The problem is that few true social media specialists exist, and others are potentially “ruining it” for many – much like the email spammers that gave a bad name to email marketing campaigns. Hopefully, the industry will weather this storm and, as the dust settles, communities will not become anti-SEO because of a few bad apples. Keep in mind that many recent surveys from MarketingSherpa, SEMPO, and others show that email campaigns are still the number-one preferred method of Internet marketing, outdistancing proven ROI-drivers such as paid search and SEO.
The reason for the longevity of email marketing, I would argue, is because there is enough expertise in the field to ensure that the comparatively small number of email campaigns that actually drive results are based on trust and opting-in. Social media users need to keep this in mind. As Charlene Li, VP and Principal Analyst at Forrester outlined in her case study on Facebook presented in late 2007, “Facebook marketing requires communicating, not advertising.” Does this signal a coming of age? Does a marketing tactic that requires careful planning and attention to detail signal readiness for the big leagues? I would certainly argue so.

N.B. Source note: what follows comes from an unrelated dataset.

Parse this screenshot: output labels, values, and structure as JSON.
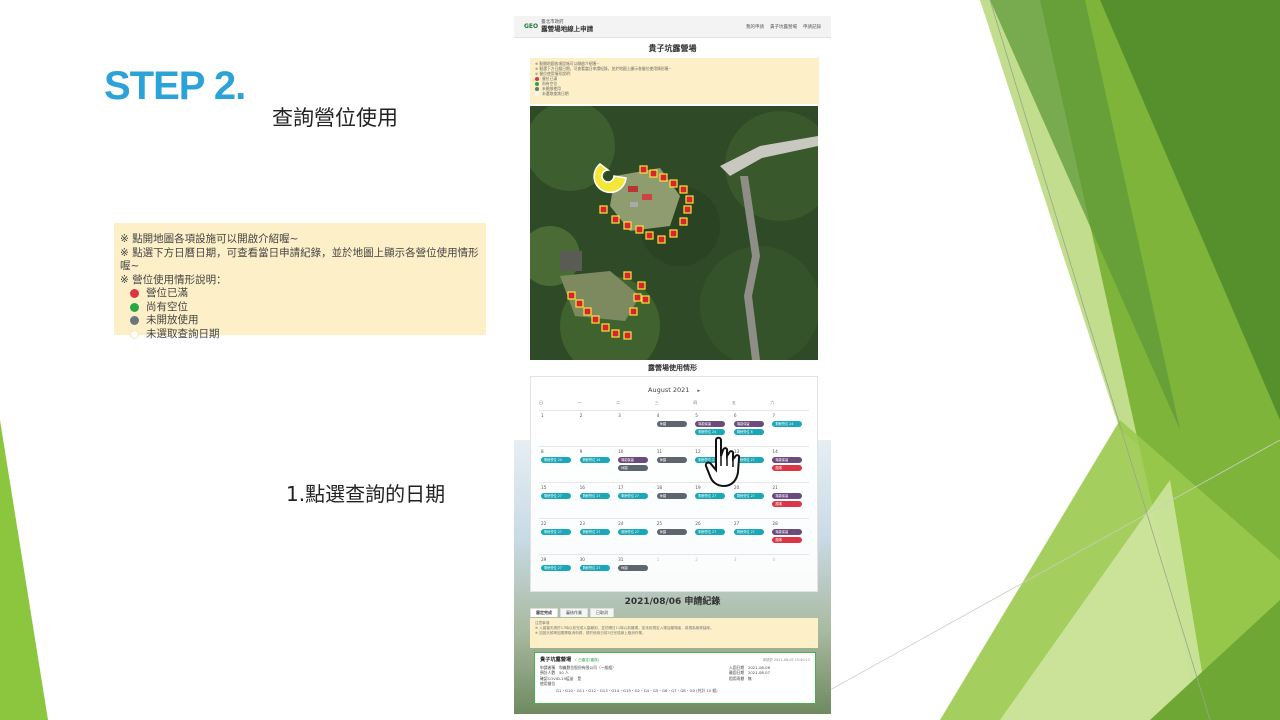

In 1898, Claude Hopkins wrote in his must-read marketing manifesto Scientific Advertising (hat-tip to David Szetela) that the “best ads ask no one to buy…They offer wanted information. They cite advantages to users.” Keeping this in mind when communicating in a social setting will likely go a long way in helping gain the respect of those within the specific community. A little respect from a small portion of traffic can mean lots of potential interest in a business. One of the first social sites, which according to Tom Tsinas coined the term “social bookmarking,” was Delicious (del.icio.us). In January 2008, it enjoys more traffic each day than it did in its entire first year!
Users of Digg, arguably the most widely known community beyond MySpace, and certainly the most manipulated from a search marketing perspective, have launched a “war” against search engine optimizers. Michael Gray (Graywolf’s SEO Blog) reported in February 2007 that, “Yes SEO’s: Digg Hates You, They Really Really Hate You.” He cited the “olive branch” post by Matt Inman of the SEOmoz blog, which offered some basic SEO advice to the owners of Digg. The blog post got “Dugg,” but inspired comments Graywolf reproduced, such as a joke along the lines of 100 dead SEOs being a “good start.” And silly me – I always thought that was lawyers, not SEOs.
Looking each day at the stories that get “Dugg,” one can understand the frustration within the community. Who the heck cares about most of the articles submitted by the new breed of social media spammers? Some might argue that we – as the search engine marketing industry – need to police our own. But the fact is that many of the “shady strip-mall SEOs” (as I once described them in my personal blog) aren’t about to listen to or care about what others might say, let alone be worth taking the time to contact. Part of coming of age means having respect for others. I suggest we try starting at that point and see how we can help social communities appreciate our stories, so in the future they no longer automatically discount them as commercially-driven spam.